Jenkins Default Load Balancing Behavior

Greetings Folks,

Our infrastructure consists of:

  • Jenkins Controller v2.289.1 (0 Executors)
  • Jenkins Agent 1 (4 Executors)
  • Jenkins Agent 2 (4 Executors)
  • Jenkins Agent 3 (4 Executors)

Through Grafana/Prometheus, we’ve noticed that the CPU usage of our Agent 1 is 5 times higher than the other two agents. Μore specifically, Agent’s 3 CPU usage sits at ~1% (7 Days average graph) while Agent 1 crashed two times this week due to a heavy build. This caught our attention, so we did our search and found out this:

https://docs.cloudbees.com/docs/admin-resources/latest/plugins/even-scheduler

"By default, Jenkins employs the algorithm known as consistent hashing to make this decision.
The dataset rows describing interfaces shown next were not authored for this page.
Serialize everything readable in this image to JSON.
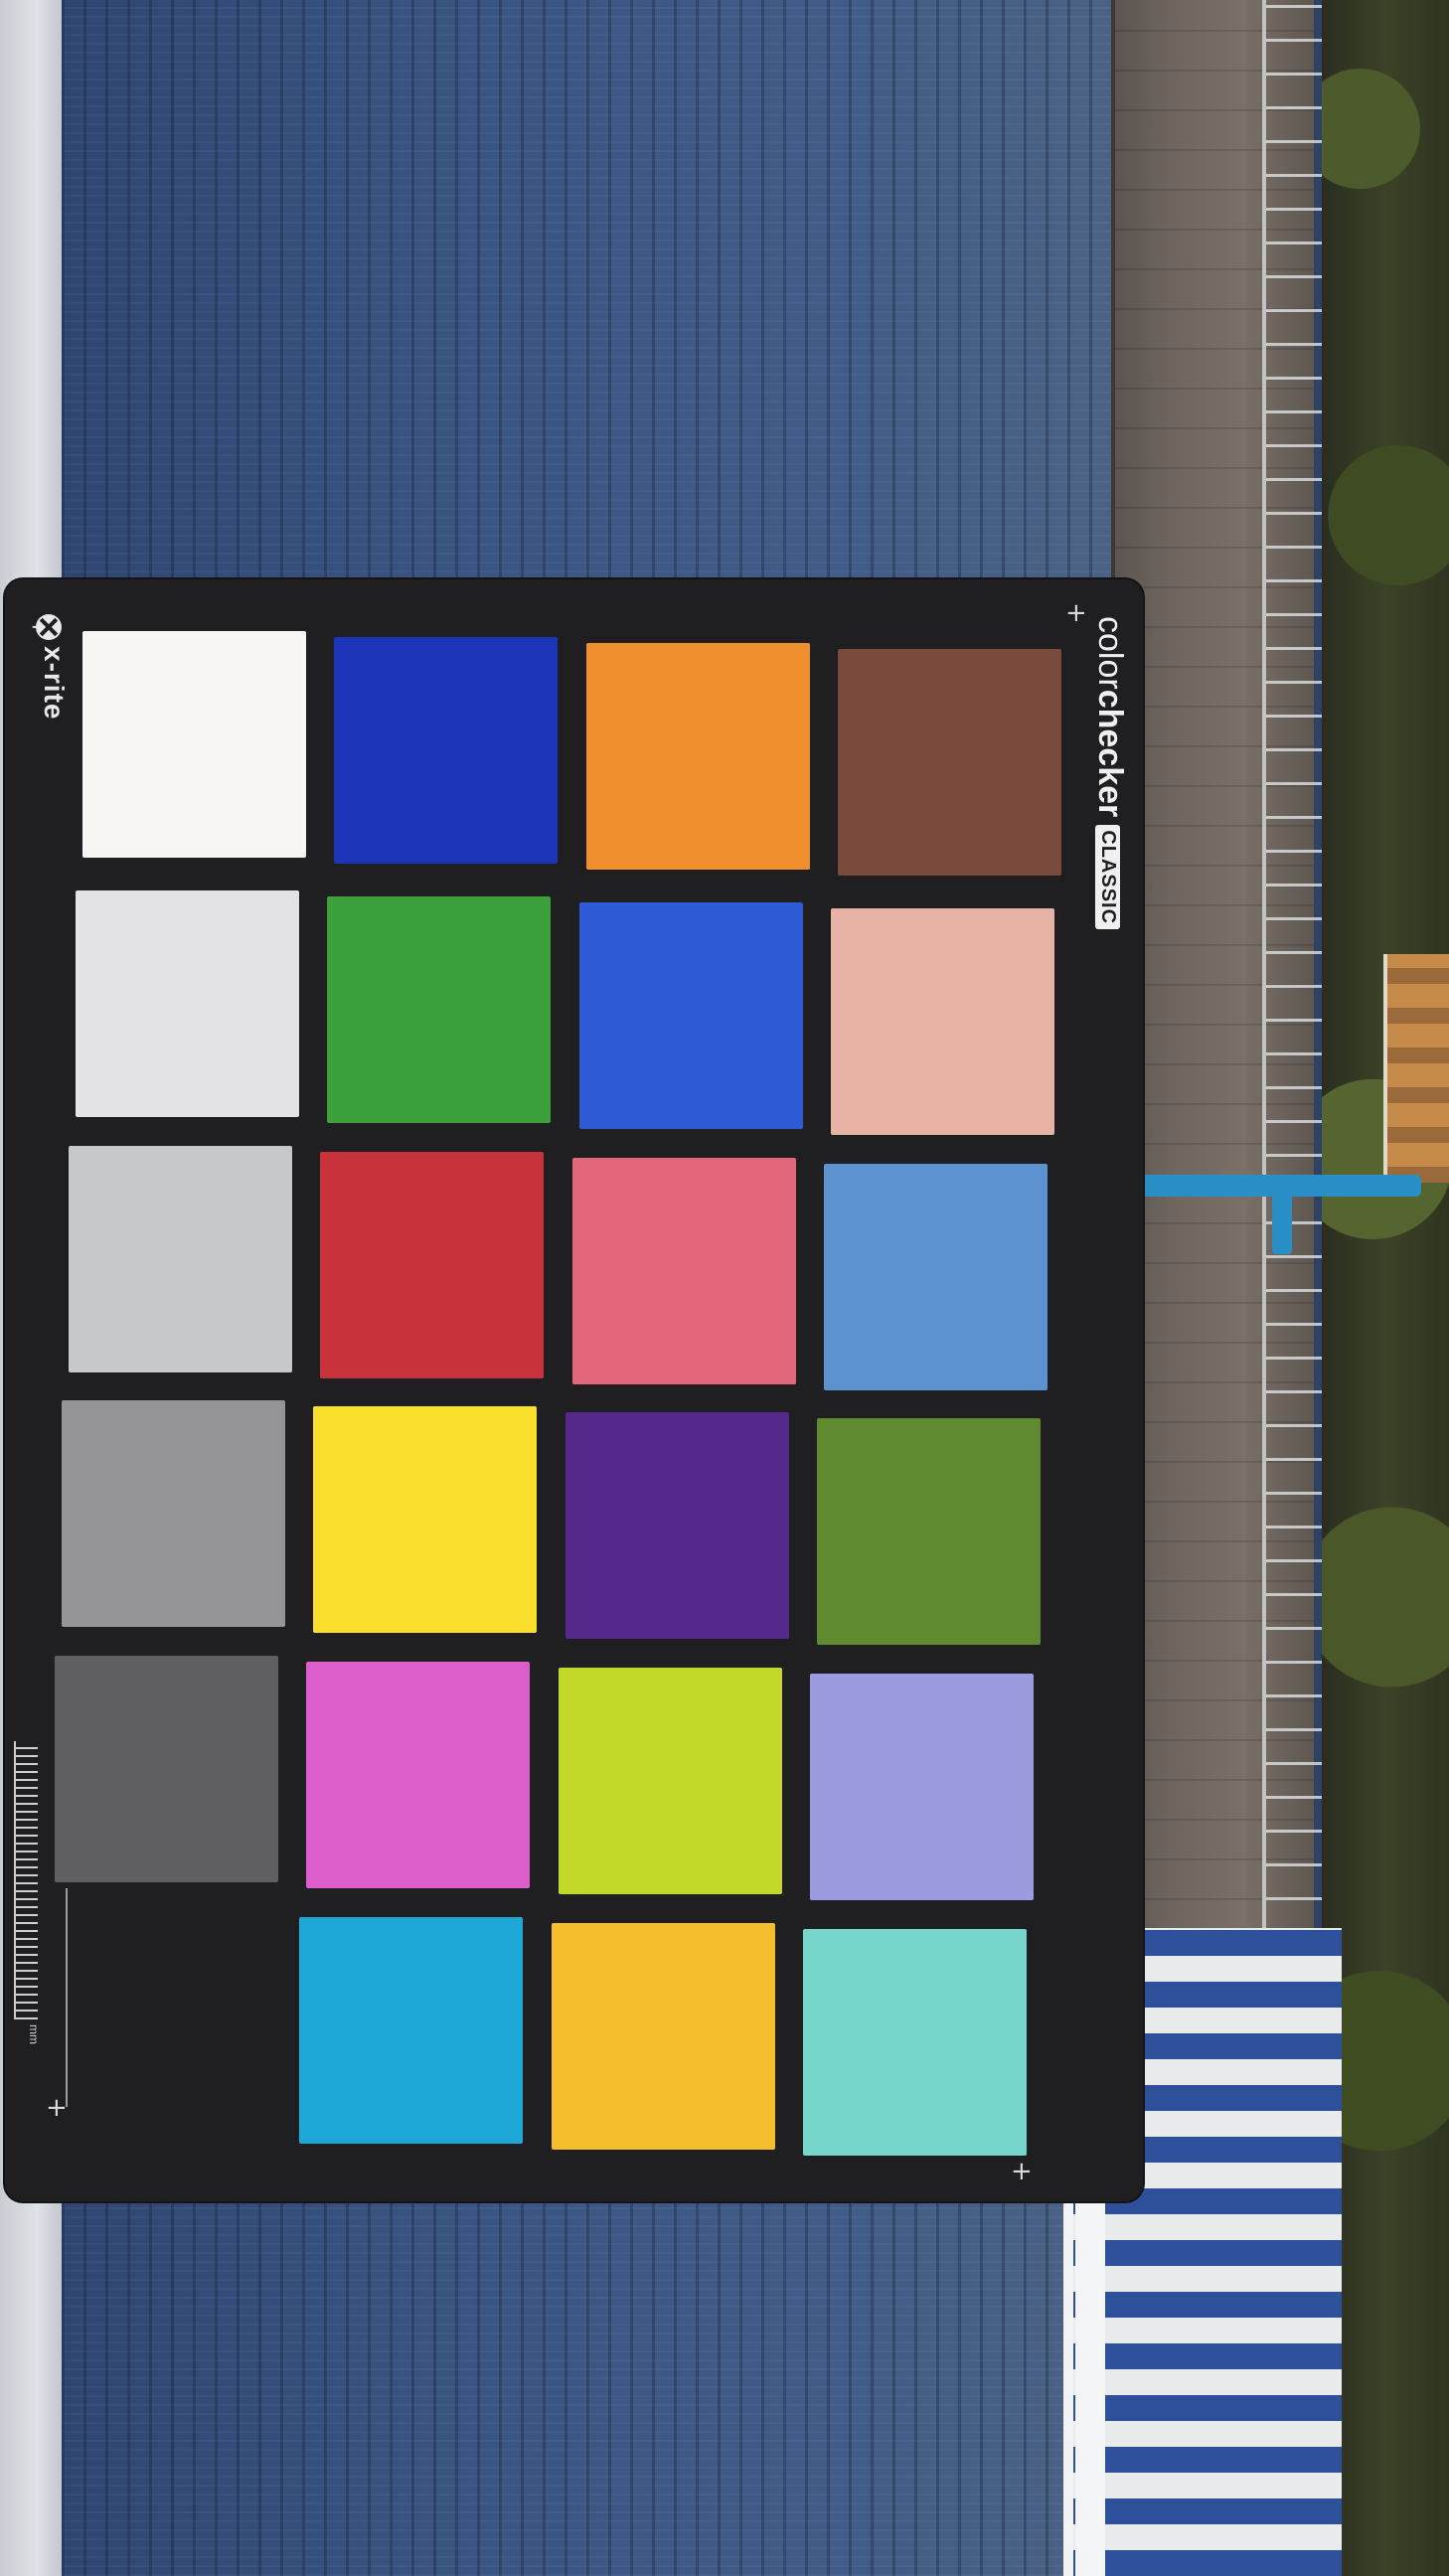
{
  "card": {
    "brand": "x-rite",
    "title_light": "color",
    "title_bold": "checker",
    "title_badge": "CLASSIC",
    "ruler_unit": "mm"
  },
  "patches": [
    {
      "row": 0,
      "col": 0,
      "name": "white",
      "color": "#f7f6f4"
    },
    {
      "row": 0,
      "col": 1,
      "name": "blue",
      "color": "#1c35b8"
    },
    {
      "row": 0,
      "col": 2,
      "name": "orange",
      "color": "#ef8f2d"
    },
    {
      "row": 0,
      "col": 3,
      "name": "dark-skin",
      "color": "#7a4b3c"
    },
    {
      "row": 1,
      "col": 0,
      "name": "neutral-8",
      "color": "#e3e3e5"
    },
    {
      "row": 1,
      "col": 1,
      "name": "green",
      "color": "#3ca13c"
    },
    {
      "row": 1,
      "col": 2,
      "name": "purplish-blue",
      "color": "#2f5ad6"
    },
    {
      "row": 1,
      "col": 3,
      "name": "light-skin",
      "color": "#e6b2a4"
    },
    {
      "row": 2,
      "col": 0,
      "name": "neutral-6-5",
      "color": "#c6c7cb"
    },
    {
      "row": 2,
      "col": 1,
      "name": "red",
      "color": "#c8323a"
    },
    {
      "row": 2,
      "col": 2,
      "name": "moderate-red",
      "color": "#e2677b"
    },
    {
      "row": 2,
      "col": 3,
      "name": "blue-sky",
      "color": "#5b92cf"
    },
    {
      "row": 3,
      "col": 0,
      "name": "neutral-5",
      "color": "#959597"
    },
    {
      "row": 3,
      "col": 1,
      "name": "yellow",
      "color": "#f7df2c"
    },
    {
      "row": 3,
      "col": 2,
      "name": "purple",
      "color": "#55298c"
    },
    {
      "row": 3,
      "col": 3,
      "name": "foliage",
      "color": "#5f8a2f"
    },
    {
      "row": 4,
      "col": 0,
      "name": "neutral-3-5",
      "color": "#5f5f62"
    },
    {
      "row": 4,
      "col": 1,
      "name": "magenta",
      "color": "#db5ecb"
    },
    {
      "row": 4,
      "col": 2,
      "name": "yellow-green",
      "color": "#c3d92a"
    },
    {
      "row": 4,
      "col": 3,
      "name": "blue-flower",
      "color": "#9b9be0"
    },
    {
      "row": 5,
      "col": 0,
      "name": "black",
      "color": "#1f1f21"
    },
    {
      "row": 5,
      "col": 1,
      "name": "cyan",
      "color": "#1ea8d8"
    },
    {
      "row": 5,
      "col": 2,
      "name": "orange-yellow",
      "color": "#f5be2d"
    },
    {
      "row": 5,
      "col": 3,
      "name": "bluish-green",
      "color": "#77d7cd"
    }
  ]
}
More specifically, it hashes the name of the node, in numbers proportional to the number of available executors, then hashes the job name to create a probe point for the consistent hash.

This behavior is based on the assumption that it is preferable to use the same workspace as much as possible, because SCM updates are more efficient than SCM checkouts. In a typical continuous integration situation, each build only contains a limited number of changes, so indeed updates (which only fetch updated files) run substantially faster than checkouts (which refetch all files from scratch.)"

Since there’s no other official documentation about it, or at least I’m not aware of, I can assume that this is the case for what makes most of our jobs to be built in Agent 1, while the other two Agents stay nearly idle.

A temporary solution we thought, was to pin heavy Jobs to specific agents (ex. agent { label ‘agent-3’ }), but that doesn’t sound really dynamic, as new Jobs may arrive and occupy the other agents as well.

Hence, we wanted to test the Even Scheduler Plugin, but unfortunately it’s for Cloudbees CI only, which we don’t use. However, there’s also the Least Load Plugin for normal distros and allegedly does the same thing:

https://plugins.jenkins.io/leastload/

We tested it in a test environment, but we haven’t applied it yet in production.

My question here is, does it worth to ‘sacrifice’ the default decision making behavior so we can distribute jobs evenly and unload stressed agents? This means that Jobs may take longer due to the fact that if a Job that hasn’t been built before in a specific agent, the ‘refetch from scratch’ will happen more often. On the other hand, this promises no agent crashes, since the headroom of 3/3 agents occupied evenly is more than enough.

If there are any suggestions or I’m mistaken about anything, please let me know!

Thanks for reading!

Most of this depends on the nature of your jobs and how they are configured.

E.g. we have a CleanWs in most jobs (either before checkout or at the end) and often have many parallel runs of the same job, so it is a fresh clone in most cases anyway. To reduce clone times we use local mirror repos as reference repository in the checkout instead. and we use the LeastLoad balancer.

So I would recommend to just test it and see what best fits your needs.

Thanks for replying. I’ll take that into account.

The problem with the default scheduler (which prefers the last used node) is exactly what you see.
If there is a slot free on the agent,. it will build on the same agent as last time.
I don’t understand, how the agent is chosen for a job never running before.
We’re using the “leastLoad” plugin, because we do a full build all the time anyway.
You might want to test if it helps to manually configure some jobs to run on Agent 2 or 3 once and then go back to your configuration. So Jenkins hopefully prefers Agent 2 or 3 respectively for these jobs in the future.